Aristides Homos, an Emissary of the Altrurian Commonwealth, visited the United States during the summer of 1893 and the fall and winter following. For some weeks or months he was the guest of a well-known man of letters at a hotel in one of our mountain resorts; in the early autumn he spent several days at the great Columbian Exhibition in Chicago; and later he came to New York, where he remained until he sailed, rather suddenly, for Altruria,... more...

I. THE OUTSET They first met in Boston, but the match was made in Europe, where they afterwards saw each other; whither, indeed, he followed her; and there the match was also broken off. Why it was broken off, and why it was renewed after a lapse of years, is part of quite a long love-story, which I do not think myself qualified to rehearse, distrusting my fitness for a sustained or involved narration; though I am persuaded that a skillful... more...

At the first station where the train stopped, a young German bowed himself into the compartment with the Marches, and so visibly resisted an impulse to smoke that March begged him to light his cigarette. In the talk which this friendly overture led to between them he explained that he was a railway architect, employed by the government on that line of road, and was travelling officially.

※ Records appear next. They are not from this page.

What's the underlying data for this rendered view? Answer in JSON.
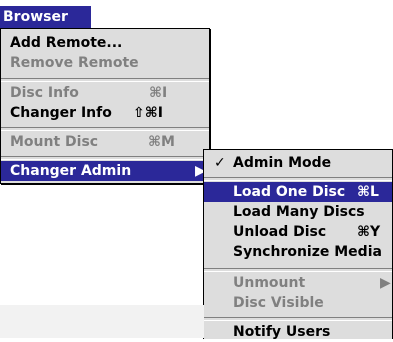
{
  "menu_title": "Browser",
  "main_menu": {
    "items": [
      {
        "label": "Add Remote...",
        "shortcut": "",
        "enabled": true
      },
      {
        "label": "Remove Remote",
        "shortcut": "",
        "enabled": false
      },
      {
        "label": "Disc Info",
        "shortcut": "⌘I",
        "enabled": false
      },
      {
        "label": "Changer Info",
        "shortcut": "⇧⌘I",
        "enabled": true
      },
      {
        "label": "Mount Disc",
        "shortcut": "⌘M",
        "enabled": false
      },
      {
        "label": "Changer Admin",
        "shortcut": "",
        "enabled": true,
        "selected": true,
        "submenu_arrow": "▶"
      }
    ]
  },
  "sub_menu": {
    "items": [
      {
        "label": "Admin Mode",
        "check": "✓",
        "shortcut": "",
        "enabled": true
      },
      {
        "label": "Load One Disc",
        "shortcut": "⌘L",
        "enabled": true,
        "selected": true
      },
      {
        "label": "Load Many Discs",
        "shortcut": "",
        "enabled": true
      },
      {
        "label": "Unload Disc",
        "shortcut": "⌘Y",
        "enabled": true
      },
      {
        "label": "Synchronize Media",
        "shortcut": "",
        "enabled": true
      },
      {
        "label": "Unmount",
        "shortcut": "",
        "enabled": false,
        "submenu_arrow": "▶"
      },
      {
        "label": "Disc Visible",
        "shortcut": "",
        "enabled": false
      },
      {
        "label": "Notify Users",
        "shortcut": "",
        "enabled": true
      }
    ]
  },
  "colors": {
    "menu_background": "#dddddd",
    "highlight": "#2b2899",
    "disabled_text": "#808080"
  }
}
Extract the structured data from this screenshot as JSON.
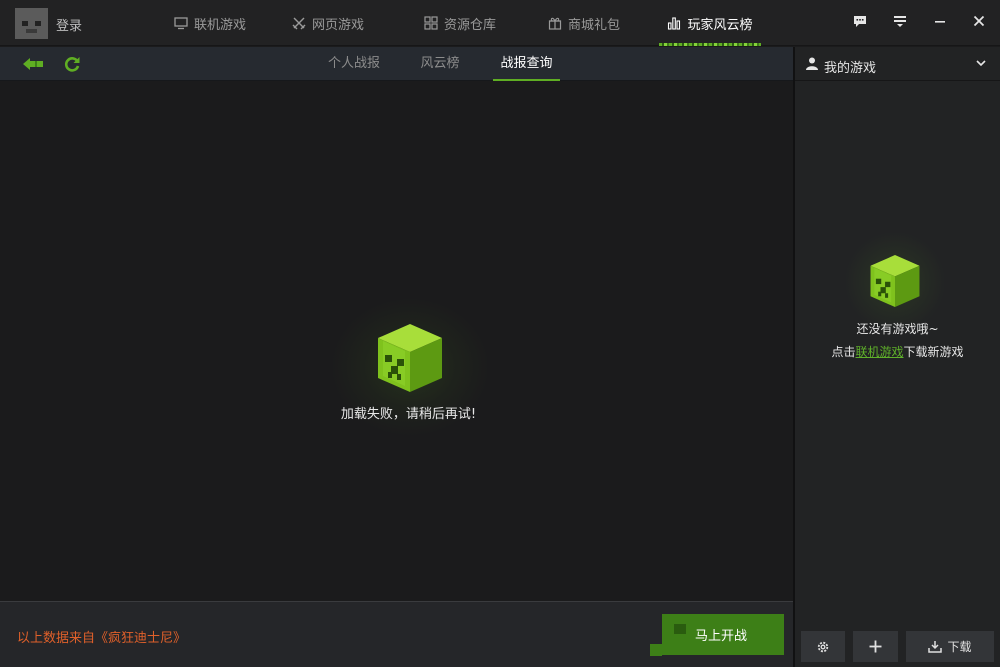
{
  "header": {
    "login_label": "登录",
    "nav": [
      {
        "label": "联机游戏",
        "icon": "monitor-icon"
      },
      {
        "label": "网页游戏",
        "icon": "crossed-swords-icon"
      },
      {
        "label": "资源仓库",
        "icon": "grid-icon"
      },
      {
        "label": "商城礼包",
        "icon": "gift-icon"
      },
      {
        "label": "玩家风云榜",
        "icon": "bar-chart-icon",
        "active": true
      }
    ],
    "window_controls": [
      "chat-icon",
      "skin-icon",
      "minimize-icon",
      "close-icon"
    ]
  },
  "toolbar": {
    "tabs": [
      {
        "label": "个人战报"
      },
      {
        "label": "风云榜"
      },
      {
        "label": "战报查询",
        "active": true
      }
    ]
  },
  "main": {
    "error_message": "加载失败，请稍后再试!"
  },
  "footer": {
    "source_text": "以上数据来自《疯狂迪士尼》",
    "start_button": "马上开战"
  },
  "sidebar": {
    "title": "我的游戏",
    "empty_text": "还没有游戏哦~",
    "hint_prefix": "点击",
    "hint_link": "联机游戏",
    "hint_suffix": "下载新游戏",
    "download_label": "下载"
  },
  "colors": {
    "accent_green": "#5fae23",
    "source_orange": "#e0602a",
    "button_green": "#3d7f17"
  }
}
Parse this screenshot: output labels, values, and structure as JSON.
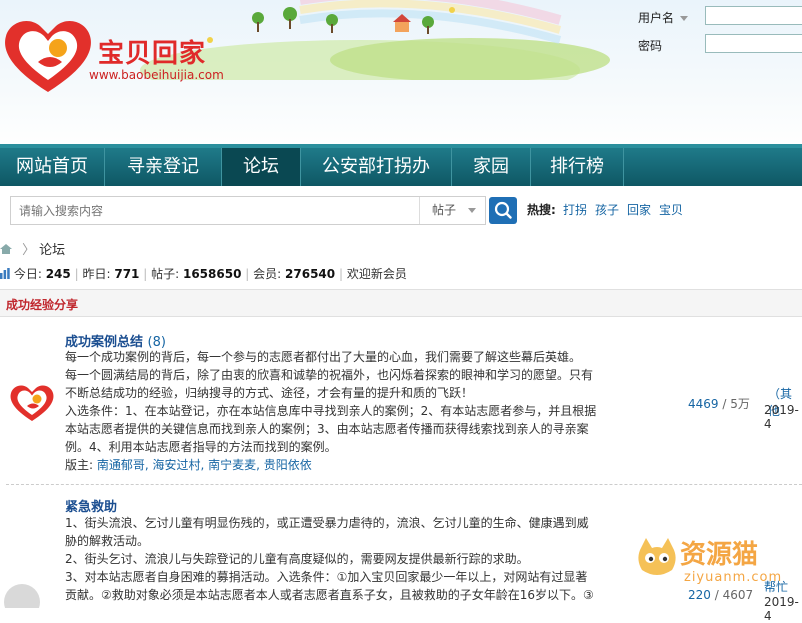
{
  "site": {
    "name": "宝贝回家",
    "url": "www.baobeihuijia.com"
  },
  "login": {
    "username_label": "用户名",
    "password_label": "密码"
  },
  "nav": {
    "items": [
      "网站首页",
      "寻亲登记",
      "论坛",
      "公安部打拐办",
      "家园",
      "排行榜"
    ],
    "active": "论坛"
  },
  "search": {
    "placeholder": "请输入搜索内容",
    "type": "帖子",
    "hot_label": "热搜:",
    "hot_terms": [
      "打拐",
      "孩子",
      "回家",
      "宝贝"
    ]
  },
  "breadcrumb": {
    "current": "论坛"
  },
  "stats": {
    "today_label": "今日:",
    "today": "245",
    "yesterday_label": "昨日:",
    "yesterday": "771",
    "posts_label": "帖子:",
    "posts": "1658650",
    "members_label": "会员:",
    "members": "276540",
    "welcome": "欢迎新会员"
  },
  "section": {
    "title": "成功经验分享"
  },
  "forums": [
    {
      "title": "成功案例总结",
      "count": "(8)",
      "lines": [
        "每一个成功案例的背后，每一个参与的志愿者都付出了大量的心血，我们需要了解这些幕后英雄。",
        "每一个圆满结局的背后，除了由衷的欣喜和诚挚的祝福外，也闪烁着探索的眼神和学习的愿望。只有",
        "不断总结成功的经验，归纳搜寻的方式、途径，才会有量的提升和质的飞跃！",
        "入选条件：1、在本站登记，亦在本站信息库中寻找到亲人的案例；2、有本站志愿者参与，并且根据",
        "本站志愿者提供的关键信息而找到亲人的案例；3、由本站志愿者传播而获得线索找到亲人的寻亲案",
        "例。4、利用本站志愿者指导的方法而找到的案例。"
      ],
      "moderator_label": "版主:",
      "moderators": "南通郁哥, 海安过村, 南宁麦麦, 贵阳依依",
      "threads": "4469",
      "posts": "5万",
      "last_post": "（其他",
      "last_date": "2019-4"
    },
    {
      "title": "紧急救助",
      "lines": [
        "1、街头流浪、乞讨儿童有明显伤残的，或正遭受暴力虐待的，流浪、乞讨儿童的生命、健康遇到威",
        "胁的解救活动。",
        "2、街头乞讨、流浪儿与失踪登记的儿童有高度疑似的，需要网友提供最新行踪的求助。",
        "3、对本站志愿者自身困难的募捐活动。入选条件：①加入宝贝回家最少一年以上，对网站有过显著",
        "贡献。②救助对象必须是本站志愿者本人或者志愿者直系子女，且被救助的子女年龄在16岁以下。③"
      ],
      "threads": "220",
      "posts": "4607",
      "last_post": "帮忙",
      "last_date": "2019-4"
    }
  ],
  "watermark": {
    "text": "资源猫",
    "sub": "ziyuanm.com"
  }
}
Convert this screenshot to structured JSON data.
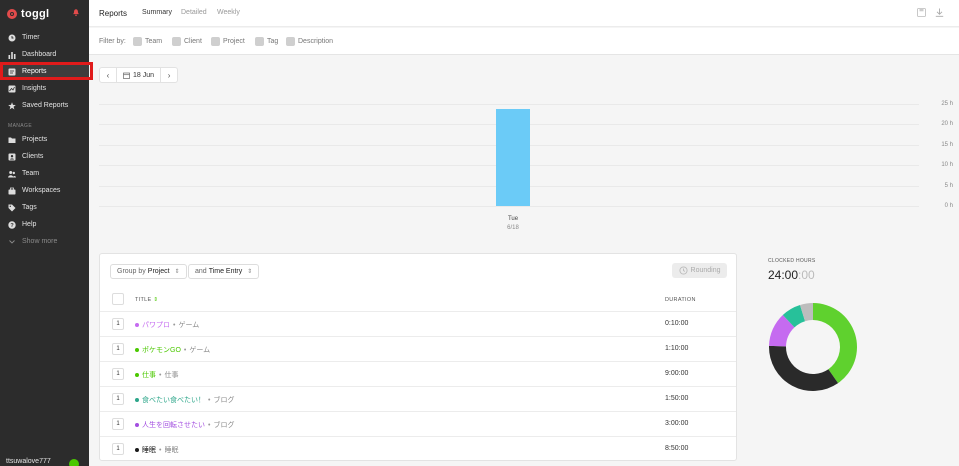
{
  "sidebar": {
    "brand": "toggl",
    "items": [
      {
        "label": "Timer",
        "icon": "clock-icon"
      },
      {
        "label": "Dashboard",
        "icon": "bar-chart-icon"
      },
      {
        "label": "Reports",
        "icon": "report-icon"
      },
      {
        "label": "Insights",
        "icon": "insights-icon"
      },
      {
        "label": "Saved Reports",
        "icon": "star-icon"
      }
    ],
    "manage_label": "MANAGE",
    "manage_items": [
      {
        "label": "Projects",
        "icon": "folder-icon"
      },
      {
        "label": "Clients",
        "icon": "clients-icon"
      },
      {
        "label": "Team",
        "icon": "team-icon"
      },
      {
        "label": "Workspaces",
        "icon": "workspaces-icon"
      },
      {
        "label": "Tags",
        "icon": "tag-icon"
      },
      {
        "label": "Help",
        "icon": "help-icon"
      },
      {
        "label": "Show more",
        "icon": "chevron-down-icon"
      }
    ],
    "user": "ttsuwalove777"
  },
  "header": {
    "title": "Reports",
    "tabs": [
      "Summary",
      "Detailed",
      "Weekly"
    ]
  },
  "filters": {
    "label": "Filter by:",
    "items": [
      "Team",
      "Client",
      "Project",
      "Tag",
      "Description"
    ]
  },
  "date_nav": {
    "date": "18 Jun",
    "prev": "‹",
    "next": "›"
  },
  "chart_data": {
    "type": "bar",
    "categories": [
      "Tue"
    ],
    "sublabels": [
      "6/18"
    ],
    "values": [
      23.8
    ],
    "yticks": [
      "25 h",
      "20 h",
      "15 h",
      "10 h",
      "5 h",
      "0 h"
    ],
    "ylim": [
      0,
      25
    ],
    "color": "#6bcbf7"
  },
  "table": {
    "group_by_prefix": "Group by",
    "group_by_value": "Project",
    "and_prefix": "and",
    "and_value": "Time Entry",
    "rounding": "Rounding",
    "col_title": "TITLE",
    "col_duration": "DURATION",
    "rows": [
      {
        "count": "1",
        "project": "パワプロ",
        "client": "ゲーム",
        "duration": "0:10:00",
        "color": "#c56bf0"
      },
      {
        "count": "1",
        "project": "ポケモンGO",
        "client": "ゲーム",
        "duration": "1:10:00",
        "color": "#4bc800"
      },
      {
        "count": "1",
        "project": "仕事",
        "client": "仕事",
        "duration": "9:00:00",
        "color": "#4bc800"
      },
      {
        "count": "1",
        "project": "食べたい食べたい！",
        "client": "ブログ",
        "duration": "1:50:00",
        "color": "#2da68a"
      },
      {
        "count": "1",
        "project": "人生を回転させたい",
        "client": "ブログ",
        "duration": "3:00:00",
        "color": "#a34ee0"
      },
      {
        "count": "1",
        "project": "睡眠",
        "client": "睡眠",
        "duration": "8:50:00",
        "color": "#1a1a1a"
      }
    ]
  },
  "clocked": {
    "label": "CLOCKED HOURS",
    "value_main": "24:00",
    "value_sec": ":00",
    "donut": [
      {
        "name": "仕事 / ポケモンGO",
        "value": 10.17,
        "color": "#5fd12e"
      },
      {
        "name": "睡眠",
        "value": 8.83,
        "color": "#2a2a2a"
      },
      {
        "name": "人生を回転させたい / パワプロ",
        "value": 3.17,
        "color": "#c56bf0"
      },
      {
        "name": "食べたい食べたい！",
        "value": 1.83,
        "color": "#27c19a"
      },
      {
        "name": "other",
        "value": 1.2,
        "color": "#bdbdbd"
      }
    ]
  }
}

March spoke of Nuremberg; he owned the sort of surfeit he... more...

They found Burnamy expecting them at the station in Carlsbad, and she scolded him like a mother for taking the trouble to meet them, while she kept back for the present any sign of knowing that he had staid over a day with the Triscoes in Leipsic. He was as affectionately glad to see her and her husband as she could have wished, but she would have liked it better if he had owned up at once about Leipsic. He did not, and it seemed to her that he... more...

"You need the rest," said the Business End; "and your wife wants you to go, as well as your doctor. Besides, it's your Sabbatical year, and you, could send back a lot of stuff for the magazine." "Is that your notion of a Sabbatical year?" asked the editor. "No; I throw that out as a bait to your conscience. You needn't write a line while you're gone. I wish you wouldn't for your own sake; although every number that hasn't got you in it is a... more...